Insanely Ridiculous and Insanely Fun
The entire film can be summed up in two words: sheer insanity. How insane are we talking? Think exploding rats and looms of fate. Director Timur Bekmambetov has taken a breath – albeit a very short one – between now and in 2004 when his too-frenetic-to-comprehend NIGHT WATCH was unleashed on the world. The film features some of the most mind-bending action seen on screen in years; people are thrust inside moving cars and bullets bend around obtrusive objects, but Bekmambetov is quite successful in taking all these wild elements and combining them into something even vaguely understandable. Even the most ridiculous occurrences – say, a person jumping out a skyscraper window and making it to the building opposite – are acceptable in Bekmambetov’s abnormal vision of Chicago.
Wesley is an unusual hero, and so it only makes sense for an unusual action star to appear. Coming off his acclaimed turn in last year’s ATONMENT, McAvoy adds another diverse credit to his resume. Just as Wesley molds himself, McAvoy molds himself into a small bottle of fury, dorky and passive at first but intimidating when he unleashes himself. The amount of pain Wesley goes through during training is so extensive and genuine that even the hardest of viewers cannot help but cringe. McAvoy keeps the film grounded; without such an atypical performer coming into his prime, WANTED would become too ridiculous and far-fetched to be a success.
WANTED is definitely unlike anything we’ve seen before. The exhilaration and suspense is such that cannot be adequately described. Walking the fine line between frenetic and nonsensical, the film is a roller coaster ride from start to finish with little time to let up or take a breath. Without a doubt, some will find it too much; too violent, too ridiculous and over-the-top, too nonsensical.
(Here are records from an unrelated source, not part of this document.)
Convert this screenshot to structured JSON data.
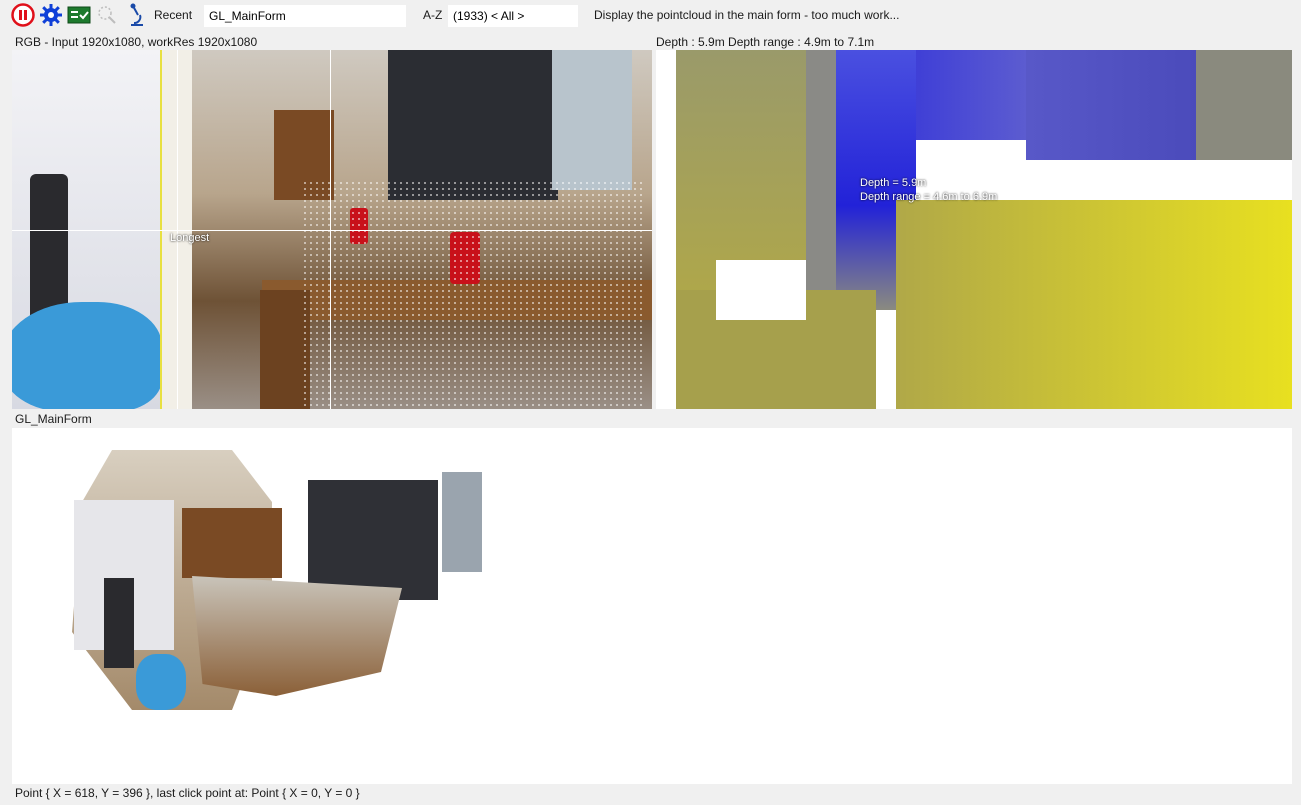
{
  "toolbar": {
    "pause_icon": "pause-icon",
    "settings_icon": "gear-icon",
    "checklist_icon": "checklist-icon",
    "magnify_icon": "magnifier-icon",
    "microscope_icon": "microscope-icon",
    "recent_label": "Recent",
    "form_combo_value": "GL_MainForm",
    "sort_label": "A-Z",
    "filter_combo_value": "(1933) < All >",
    "description": "Display the pointcloud in the main form - too much work..."
  },
  "rgb_panel": {
    "label": "RGB - Input 1920x1080, workRes 1920x1080",
    "overlay_label": "Longest"
  },
  "depth_panel": {
    "label": "Depth : 5.9m Depth range : 4.9m to 7.1m",
    "overlay_depth": "Depth = 5.9m",
    "overlay_range": "Depth range = 4.6m to 6.9m"
  },
  "gl_panel": {
    "label": "GL_MainForm"
  },
  "status": {
    "text": "Point { X = 618, Y = 396 }, last click point at: Point { X = 0, Y = 0 }"
  },
  "colors": {
    "pause_red": "#e0101a",
    "gear_blue": "#1040d8",
    "checklist_green": "#1e7a2e",
    "depth_blue": "#2222d8",
    "depth_yellow": "#e8e020"
  }
}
But this exercise in over-the-top filmmaking is not without merit. It’s insane, yes. But it’s damn fun.